It feels like quite some time ago that Bob Diamond disappeared back to the United States and, for the moment, out of the public eye.
He may well turn up in a major financial job sooner or later, probably on the other side of the Atlantic, where the mood towards bankers is not quite as hostile.
And as MPs on the Treasury Select Committee prepare their report on Barclays and rate rigging, he may be back in the spotlight here within weeks.
But whispers reach me that he could have been in the headlines this autumn for totally different reasons if all had not gone so wrong at Barclays. American political fanatics might have noticed that the biggest 'bundler' for Mitt Romney is one Patrick Durkin - a senior figure from the investment banking side of Barclays, the former lair of Mr Diamond, and senior lobbyist at the bank.
He is reported to have 'bundled' or gathered more donations than anyone else on behalf of the Romney campaign - more than one million dollars.
Individuals are limited to giving five thousand dollars each, so to tot up more than a million by 'activating your networks', as American lobbyists might say, is quite a feat.
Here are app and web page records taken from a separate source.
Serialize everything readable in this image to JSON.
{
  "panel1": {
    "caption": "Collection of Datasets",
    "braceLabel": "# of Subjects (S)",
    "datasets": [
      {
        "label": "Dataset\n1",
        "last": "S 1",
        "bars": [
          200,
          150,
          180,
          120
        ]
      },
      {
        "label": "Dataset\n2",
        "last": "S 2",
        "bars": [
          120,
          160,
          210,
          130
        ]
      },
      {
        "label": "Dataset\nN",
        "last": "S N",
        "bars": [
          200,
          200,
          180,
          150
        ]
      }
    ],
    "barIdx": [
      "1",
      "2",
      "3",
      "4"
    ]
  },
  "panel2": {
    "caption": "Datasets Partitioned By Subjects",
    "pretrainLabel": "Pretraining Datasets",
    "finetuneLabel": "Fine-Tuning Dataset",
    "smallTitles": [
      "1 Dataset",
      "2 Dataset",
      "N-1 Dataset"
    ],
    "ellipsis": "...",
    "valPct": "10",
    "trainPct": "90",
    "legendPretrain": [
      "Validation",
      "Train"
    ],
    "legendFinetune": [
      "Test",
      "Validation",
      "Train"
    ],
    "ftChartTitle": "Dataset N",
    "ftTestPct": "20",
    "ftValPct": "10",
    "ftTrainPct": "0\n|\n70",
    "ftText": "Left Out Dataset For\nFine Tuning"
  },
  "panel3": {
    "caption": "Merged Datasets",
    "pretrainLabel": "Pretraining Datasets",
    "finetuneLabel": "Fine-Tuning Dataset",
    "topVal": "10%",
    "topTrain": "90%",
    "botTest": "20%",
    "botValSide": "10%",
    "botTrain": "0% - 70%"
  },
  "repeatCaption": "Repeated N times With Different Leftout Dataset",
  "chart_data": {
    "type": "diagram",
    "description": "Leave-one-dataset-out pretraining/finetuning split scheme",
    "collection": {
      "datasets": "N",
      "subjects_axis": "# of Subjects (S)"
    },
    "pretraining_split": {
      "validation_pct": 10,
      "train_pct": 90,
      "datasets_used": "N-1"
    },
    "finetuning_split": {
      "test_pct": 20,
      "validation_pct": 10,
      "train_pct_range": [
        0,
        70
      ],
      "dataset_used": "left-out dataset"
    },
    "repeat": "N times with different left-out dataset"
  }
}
And Durkin is said to have stepped into the breach as the host at a glitzy London fundraiser for Romney, after Diamond himself stood down due to the scandal at the bank.
Durkin's closeness to the Romney campaign and closeness to Bob Diamond, or 'RED', as he was known in his court at the bank, was set to lead the former chief executive to a position even more powerful than at the top of one of the world's biggest banks.
With Durkin's backing, I'm told, he was on course to be Mitt Romney's Treasury Secretary if the Republican captured the White House.
Extraordinary as that sounds now after the publication of the 'big boy' and 'Bollinger' emails, and the enormous embarrassment of the rate rigging scandal, he would not have been the first banker to make such a journey from controlling a bank to getting their hands on the levers of the economy of the world's most powerful country.
Hank Paulson, George W Bush's Treasury Secretary who was in charge when Lehman Brothers was allowed to fail, had been the boss of Goldman Sachs.
Sources at Barclays do not deny the suggestion that Diamond might have been heading from Canary Wharf to Washington DC.
One insider says, "who knows what could still happen if Romney wins?"
Neither does the PR firm who looks after Mr Diamond's interests in the UK now.
The Romney campaign itself has not yet responded to queries. But perhaps the rate rigging scandal may not just have sacrified Mr Diamond's UK banking career, but a future in US politics too.